TASK INSTRUCTIONS -> Word for word, restate the listing; omit the pictures.
======== DATA PROVIDED ========
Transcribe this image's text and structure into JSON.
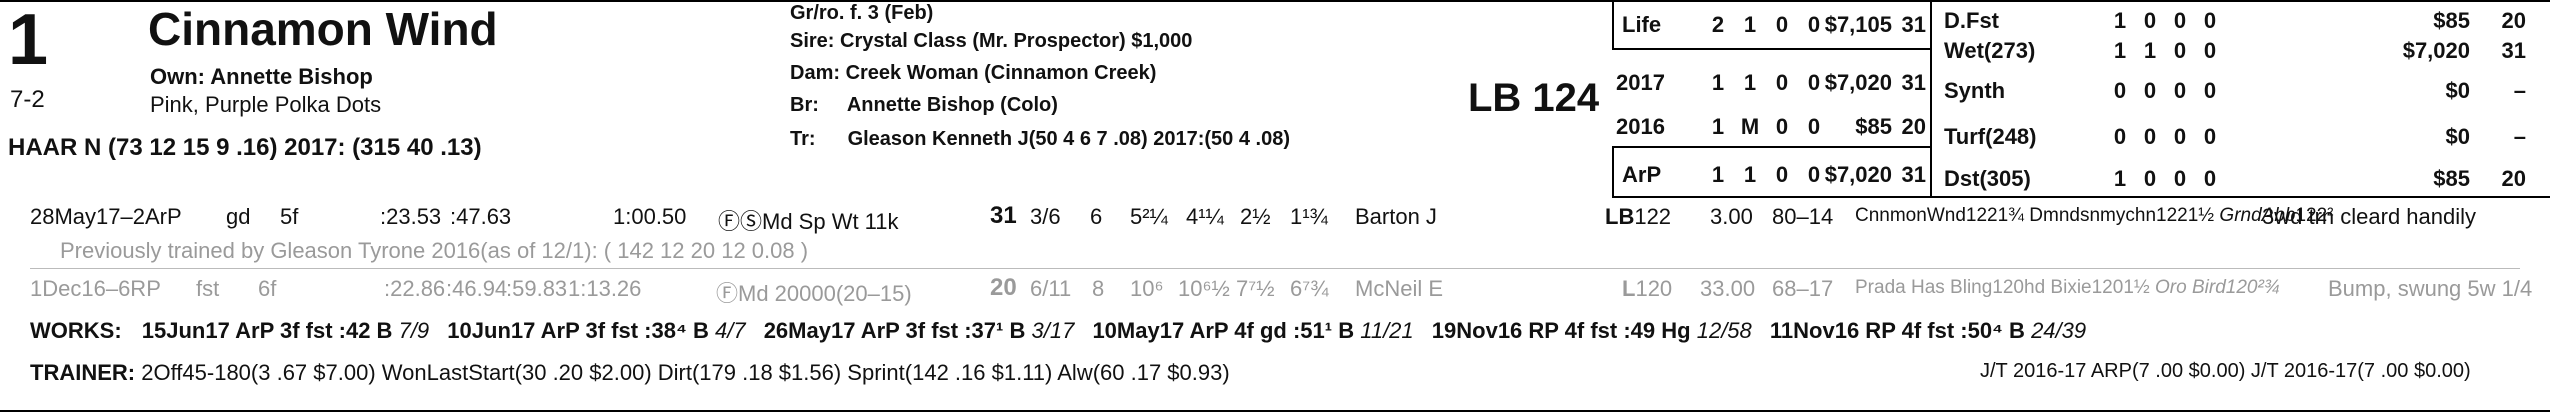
{
  "horse": {
    "post_position": "1",
    "name": "Cinnamon Wind",
    "odds": "7-2",
    "owner": "Own: Annette Bishop",
    "silks": "Pink, Purple Polka Dots",
    "jockey_line": "HAAR N (73 12 15 9 .16) 2017: (315 40 .13)"
  },
  "pedigree": {
    "desc": "Gr/ro. f. 3 (Feb)",
    "sire_label": "Sire:",
    "sire": "Crystal Class (Mr. Prospector) $1,000",
    "dam_label": "Dam:",
    "dam": "Creek Woman (Cinnamon Creek)",
    "breeder_label": "Br:",
    "breeder": "Annette Bishop (Colo)",
    "trainer_label": "Tr:",
    "trainer": "Gleason Kenneth J(50 4 6 7 .08)  2017:(50 4 .08)"
  },
  "weight": "LB 124",
  "record_left": [
    {
      "label": "Life",
      "starts": "2",
      "w": "1",
      "p": "0",
      "s": "0",
      "earn": "$7,105",
      "speed": "31"
    },
    {
      "label": "2017",
      "starts": "1",
      "w": "1",
      "p": "0",
      "s": "0",
      "earn": "$7,020",
      "speed": "31"
    },
    {
      "label": "2016",
      "starts": "1",
      "w": "M",
      "p": "0",
      "s": "0",
      "earn": "$85",
      "speed": "20"
    },
    {
      "label": "ArP",
      "starts": "1",
      "w": "1",
      "p": "0",
      "s": "0",
      "earn": "$7,020",
      "speed": "31"
    }
  ],
  "record_right": [
    {
      "label": "D.Fst",
      "starts": "1",
      "w": "0",
      "p": "0",
      "s": "0",
      "earn": "$85",
      "speed": "20"
    },
    {
      "label": "Wet(273)",
      "starts": "1",
      "w": "1",
      "p": "0",
      "s": "0",
      "earn": "$7,020",
      "speed": "31"
    },
    {
      "label": "Synth",
      "starts": "0",
      "w": "0",
      "p": "0",
      "s": "0",
      "earn": "$0",
      "speed": "–"
    },
    {
      "label": "Turf(248)",
      "starts": "0",
      "w": "0",
      "p": "0",
      "s": "0",
      "earn": "$0",
      "speed": "–"
    },
    {
      "label": "Dst(305)",
      "starts": "1",
      "w": "0",
      "p": "0",
      "s": "0",
      "earn": "$85",
      "speed": "20"
    }
  ],
  "race1": {
    "date": "28May17–2ArP",
    "cond": "gd",
    "dist": "5f",
    "f1": ":23.53",
    "f2": ":47.63",
    "final": "1:00.50",
    "type": "ⒻⓈMd Sp Wt 11k",
    "speed": "31",
    "pp": "3/6",
    "st": "6",
    "c1": "5²¼",
    "c2": "4¹¼",
    "str": "2½",
    "fin": "1¹¾",
    "jockey": "Barton J",
    "med": "LB",
    "wt": "122",
    "odds": "3.00",
    "figs": "80–14",
    "comp1": "CnnmonWnd122",
    "comp1m": "1¾",
    "comp2": "Dmndsnmychn122",
    "comp2m": "1½",
    "comp3": "GrndAbb",
    "comp3w": "122²",
    "comment": "3wd trn cleard handily"
  },
  "prev_trained": "Previously trained by Gleason Tyrone 2016(as of 12/1): ( 142 12 20 12 0.08 )",
  "race2": {
    "date": "1Dec16–6RP",
    "cond": "fst",
    "dist": "6f",
    "f1": ":22.86",
    "f2": ":46.94",
    "f3": ":59.83",
    "final": "1:13.26",
    "type": "ⒻMd 20000(20–15)",
    "speed": "20",
    "pp": "6/11",
    "st": "8",
    "c1": "10⁶",
    "c2": "10⁶½",
    "str": "7⁷½",
    "fin": "6⁷¾",
    "jockey": "McNeil E",
    "med": "L",
    "wt": "120",
    "odds": "33.00",
    "figs": "68–17",
    "comp1": "Prada Has Bling120",
    "comp1m": "hd",
    "comp2": "Bixie120",
    "comp2m": "1½",
    "comp3": "Oro Bird120²¾",
    "comment": "Bump, swung 5w 1/4"
  },
  "works": {
    "label": "WORKS:",
    "items": [
      {
        "text": "15Jun17 ArP 3f fst :42 B",
        "rank": "7/9"
      },
      {
        "text": "10Jun17 ArP 3f fst :38⁴ B",
        "rank": "4/7"
      },
      {
        "text": "26May17 ArP 3f fst :37¹ B",
        "rank": "3/17"
      },
      {
        "text": "10May17 ArP 4f gd :51¹ B",
        "rank": "11/21"
      },
      {
        "text": "19Nov16 RP 4f fst :49 Hg",
        "rank": "12/58"
      },
      {
        "text": "11Nov16 RP 4f fst :50⁴ B",
        "rank": "24/39"
      }
    ]
  },
  "trainer_stats": {
    "label": "TRAINER:",
    "text": "2Off45-180(3 .67 $7.00) WonLastStart(30 .20 $2.00) Dirt(179 .18 $1.56) Sprint(142 .16 $1.11) Alw(60 .17 $0.93)",
    "jt": "J/T 2016-17 ARP(7 .00 $0.00)  J/T 2016-17(7 .00 $0.00)"
  }
}
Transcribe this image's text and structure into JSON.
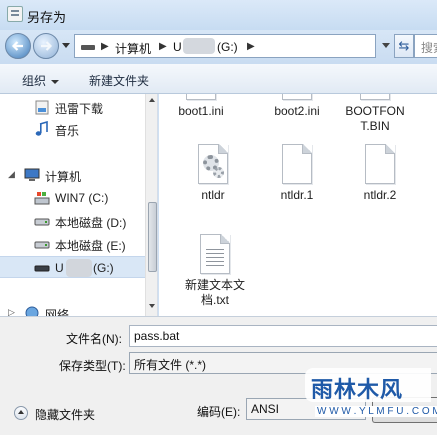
{
  "window": {
    "title": "另存为"
  },
  "address": {
    "segments": [
      "计算机",
      "U",
      "(G:)"
    ],
    "search_placeholder": "搜索"
  },
  "toolbar": {
    "organize_label": "组织",
    "new_folder_label": "新建文件夹"
  },
  "navpane": {
    "items": [
      {
        "label": "迅雷下载",
        "icon": "download-folder-icon"
      },
      {
        "label": "音乐",
        "icon": "music-icon"
      },
      {
        "label": "计算机",
        "icon": "computer-icon"
      },
      {
        "label": "WIN7 (C:)",
        "icon": "system-drive-icon"
      },
      {
        "label": "本地磁盘 (D:)",
        "icon": "drive-icon"
      },
      {
        "label": "本地磁盘 (E:)",
        "icon": "drive-icon"
      },
      {
        "label": "U",
        "label_suffix": "(G:)",
        "icon": "usb-drive-icon",
        "selected": true
      },
      {
        "label": "网络",
        "icon": "network-icon"
      }
    ]
  },
  "files": [
    {
      "name": "boot1.ini",
      "type": "text"
    },
    {
      "name": "boot2.ini",
      "type": "text"
    },
    {
      "name": "BOOTFON\nT.BIN",
      "type": "text"
    },
    {
      "name": "ntldr",
      "type": "system"
    },
    {
      "name": "ntldr.1",
      "type": "blank"
    },
    {
      "name": "ntldr.2",
      "type": "blank"
    },
    {
      "name": "新建文本文\n档.txt",
      "type": "text"
    }
  ],
  "form": {
    "filename_label": "文件名(N):",
    "filename_value": "pass.bat",
    "filetype_label": "保存类型(T):",
    "filetype_value": "所有文件  (*.*)",
    "encoding_label": "编码(E):",
    "encoding_value": "ANSI",
    "hide_folders_label": "隐藏文件夹"
  },
  "watermark": {
    "text": "雨林木风",
    "url": "W W W . Y L M F U . C O M"
  }
}
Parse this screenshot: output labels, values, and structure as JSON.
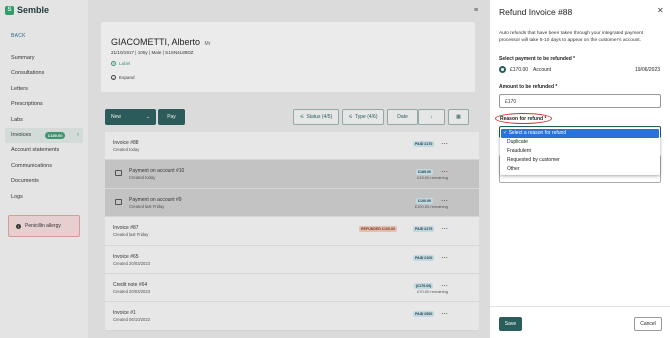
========
SOLUTION TO THIS PROBLEM ->
Transcribe this image's text and structure into JSON.
{
  "horse": {
    "post_position": "1",
    "name": "Cinnamon Wind",
    "odds": "7-2",
    "owner": "Own: Annette Bishop",
    "silks": "Pink, Purple Polka Dots",
    "jockey_line": "HAAR N (73 12 15 9 .16) 2017: (315 40 .13)"
  },
  "pedigree": {
    "desc": "Gr/ro. f. 3 (Feb)",
    "sire_label": "Sire:",
    "sire": "Crystal Class (Mr. Prospector) $1,000",
    "dam_label": "Dam:",
    "dam": "Creek Woman (Cinnamon Creek)",
    "breeder_label": "Br:",
    "breeder": "Annette Bishop (Colo)",
    "trainer_label": "Tr:",
    "trainer": "Gleason Kenneth J(50 4 6 7 .08)  2017:(50 4 .08)"
  },
  "weight": "LB 124",
  "record_left": [
    {
      "label": "Life",
      "starts": "2",
      "w": "1",
      "p": "0",
      "s": "0",
      "earn": "$7,105",
      "speed": "31"
    },
    {
      "label": "2017",
      "starts": "1",
      "w": "1",
      "p": "0",
      "s": "0",
      "earn": "$7,020",
      "speed": "31"
    },
    {
      "label": "2016",
      "starts": "1",
      "w": "M",
      "p": "0",
      "s": "0",
      "earn": "$85",
      "speed": "20"
    },
    {
      "label": "ArP",
      "starts": "1",
      "w": "1",
      "p": "0",
      "s": "0",
      "earn": "$7,020",
      "speed": "31"
    }
  ],
  "record_right": [
    {
      "label": "D.Fst",
      "starts": "1",
      "w": "0",
      "p": "0",
      "s": "0",
      "earn": "$85",
      "speed": "20"
    },
    {
      "label": "Wet(273)",
      "starts": "1",
      "w": "1",
      "p": "0",
      "s": "0",
      "earn": "$7,020",
      "speed": "31"
    },
    {
      "label": "Synth",
      "starts": "0",
      "w": "0",
      "p": "0",
      "s": "0",
      "earn": "$0",
      "speed": "–"
    },
    {
      "label": "Turf(248)",
      "starts": "0",
      "w": "0",
      "p": "0",
      "s": "0",
      "earn": "$0",
      "speed": "–"
    },
    {
      "label": "Dst(305)",
      "starts": "1",
      "w": "0",
      "p": "0",
      "s": "0",
      "earn": "$85",
      "speed": "20"
    }
  ],
  "race1": {
    "date": "28May17–2ArP",
    "cond": "gd",
    "dist": "5f",
    "f1": ":23.53",
    "f2": ":47.63",
    "final": "1:00.50",
    "type": "ⒻⓈMd Sp Wt 11k",
    "speed": "31",
    "pp": "3/6",
    "st": "6",
    "c1": "5²¼",
    "c2": "4¹¼",
    "str": "2½",
    "fin": "1¹¾",
    "jockey": "Barton J",
    "med": "LB",
    "wt": "122",
    "odds": "3.00",
    "figs": "80–14",
    "comp1": "CnnmonWnd122",
    "comp1m": "1¾",
    "comp2": "Dmndsnmychn122",
    "comp2m": "1½",
    "comp3": "GrndAbb",
    "comp3w": "122²",
    "comment": "3wd trn cleard handily"
  },
  "prev_trained": "Previously trained by Gleason Tyrone 2016(as of 12/1): ( 142 12 20 12 0.08 )",
  "race2": {
    "date": "1Dec16–6RP",
    "cond": "fst",
    "dist": "6f",
    "f1": ":22.86",
    "f2": ":46.94",
    "f3": ":59.83",
    "final": "1:13.26",
    "type": "ⒻMd 20000(20–15)",
    "speed": "20",
    "pp": "6/11",
    "st": "8",
    "c1": "10⁶",
    "c2": "10⁶½",
    "str": "7⁷½",
    "fin": "6⁷¾",
    "jockey": "McNeil E",
    "med": "L",
    "wt": "120",
    "odds": "33.00",
    "figs": "68–17",
    "comp1": "Prada Has Bling120",
    "comp1m": "hd",
    "comp2": "Bixie120",
    "comp2m": "1½",
    "comp3": "Oro Bird120²¾",
    "comment": "Bump, swung 5w 1/4"
  },
  "works": {
    "label": "WORKS:",
    "items": [
      {
        "text": "15Jun17 ArP 3f fst :42 B",
        "rank": "7/9"
      },
      {
        "text": "10Jun17 ArP 3f fst :38⁴ B",
        "rank": "4/7"
      },
      {
        "text": "26May17 ArP 3f fst :37¹ B",
        "rank": "3/17"
      },
      {
        "text": "10May17 ArP 4f gd :51¹ B",
        "rank": "11/21"
      },
      {
        "text": "19Nov16 RP 4f fst :49 Hg",
        "rank": "12/58"
      },
      {
        "text": "11Nov16 RP 4f fst :50⁴ B",
        "rank": "24/39"
      }
    ]
  },
  "trainer_stats": {
    "label": "TRAINER:",
    "text": "2Off45-180(3 .67 $7.00) WonLastStart(30 .20 $2.00) Dirt(179 .18 $1.56) Sprint(142 .16 $1.11) Alw(60 .17 $0.93)",
    "jt": "J/T 2016-17 ARP(7 .00 $0.00)  J/T 2016-17(7 .00 $0.00)"
  }
}
Transcribe this image's text and structure into JSON.
{
  "window": {
    "title": "另存为"
  },
  "address": {
    "segments": [
      "计算机",
      "U",
      "(G:)"
    ],
    "search_placeholder": "搜索"
  },
  "toolbar": {
    "organize_label": "组织",
    "new_folder_label": "新建文件夹"
  },
  "navpane": {
    "items": [
      {
        "label": "迅雷下载",
        "icon": "download-folder-icon"
      },
      {
        "label": "音乐",
        "icon": "music-icon"
      },
      {
        "label": "计算机",
        "icon": "computer-icon"
      },
      {
        "label": "WIN7 (C:)",
        "icon": "system-drive-icon"
      },
      {
        "label": "本地磁盘 (D:)",
        "icon": "drive-icon"
      },
      {
        "label": "本地磁盘 (E:)",
        "icon": "drive-icon"
      },
      {
        "label": "U",
        "label_suffix": "(G:)",
        "icon": "usb-drive-icon",
        "selected": true
      },
      {
        "label": "网络",
        "icon": "network-icon"
      }
    ]
  },
  "files": [
    {
      "name": "boot1.ini",
      "type": "text"
    },
    {
      "name": "boot2.ini",
      "type": "text"
    },
    {
      "name": "BOOTFON\nT.BIN",
      "type": "text"
    },
    {
      "name": "ntldr",
      "type": "system"
    },
    {
      "name": "ntldr.1",
      "type": "blank"
    },
    {
      "name": "ntldr.2",
      "type": "blank"
    },
    {
      "name": "新建文本文\n档.txt",
      "type": "text"
    }
  ],
  "form": {
    "filename_label": "文件名(N):",
    "filename_value": "pass.bat",
    "filetype_label": "保存类型(T):",
    "filetype_value": "所有文件  (*.*)",
    "encoding_label": "编码(E):",
    "encoding_value": "ANSI",
    "hide_folders_label": "隐藏文件夹"
  },
  "watermark": {
    "text": "雨林木风",
    "url": "W W W . Y L M F U . C O M"
  }
}
Parse this screenshot: output labels, values, and structure as JSON.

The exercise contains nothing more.